There are a number of organizations. Most countries provide a variety of services to assist homeless people; these services provide food and clothing and may be organized and run by community organizations or by government departments or agencies. These programs may be supported by the government, charities and individual donors. Many cities have street newspapers, which are publications designed to provide employment opportunity to homeless people. While some homeless have jobs, some must seek other methods to make a living. Begging or panhandling is one option, but is becoming illegal in many cities. People who are homeless may have additional conditions, such as physical or mental health issues or substance addiction. Homeless people, homeless organizations, are sometimes accused or convicted of fraudulent behaviour. Criminals are known to exploit homeless people, ranging from identity theft to tax and welfare scams; these incidents lead to negative connotations on the homeless as a group. In 2004, the United Nations sector of Economic and Social Affairs defined a homeless household as those households without a shelter that would fall within the scope of living quarters due to a lack of or a steady income.
They carry their few possessions with them, sleeping in the streets, in doorways or on piers, or in another space, on a more or less random basis. In 2009, at the United Nations Economic Commission for Europe Conference of European Statisticians, held in Geneva, the Group of Experts on Population and Housing Censuses defined homelessness as: In its Recommendations for the Censuses of Population and Housing, the CES identifies homeless people under two broad groups: Primary homelessness; this category includes persons living in the streets without a shelter that would fall within the scope of living quarters. This category may include persons with no place of usual residence who move between various types of accommodations; this category includes persons living in private dwellings but reporting'no usual address' on their census form.

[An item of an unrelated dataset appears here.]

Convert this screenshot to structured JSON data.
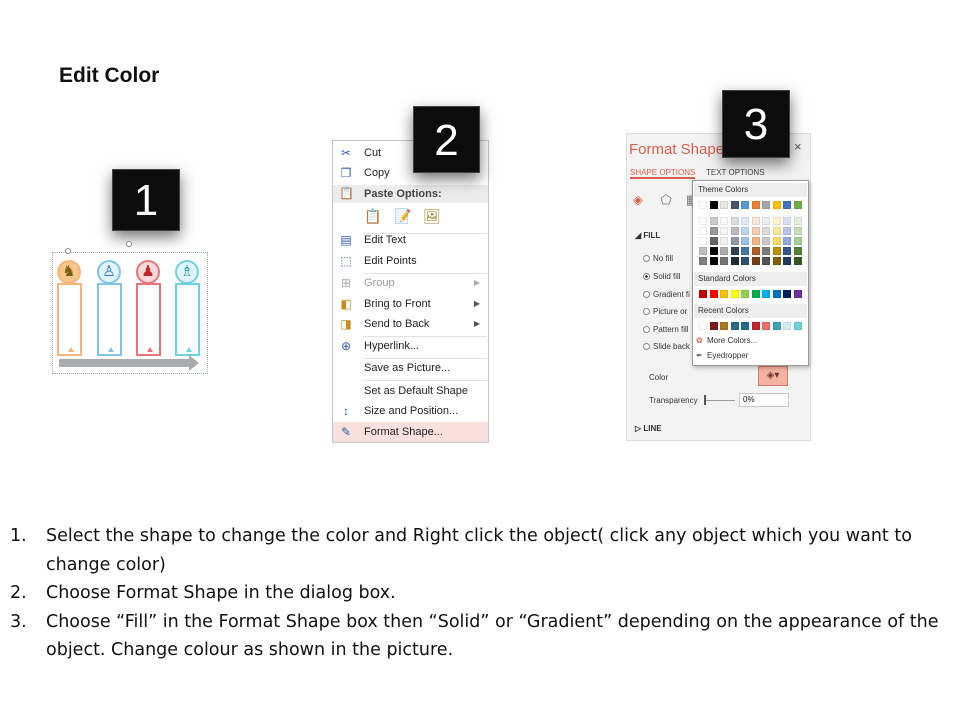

The CES acknowledges that the above approach does not provide a full definition of the'homeless'. Article 25 of the Universal Declaration of Human Rights, adopted 10 December 1948 by the UN General Assembly, contains this text regarding housing and quality of living: Everyone has the right to a standard of living adequate for the health and well-being of himself and of his family, including food, clothing and medical care and necessary social services, the right to security in the event of unemployment, disability, old age or other lack of livelihood in circumstances beyond his control.
Homelessness is addressed differently according to country. The European Typology of Homelessness and Housing Exclusion was developed as a means of improving understanding and measurement of homelessness in Europe, to provide a common "language" for transnational exchanges on homelessness; the ETHOS approach confirms that homelessne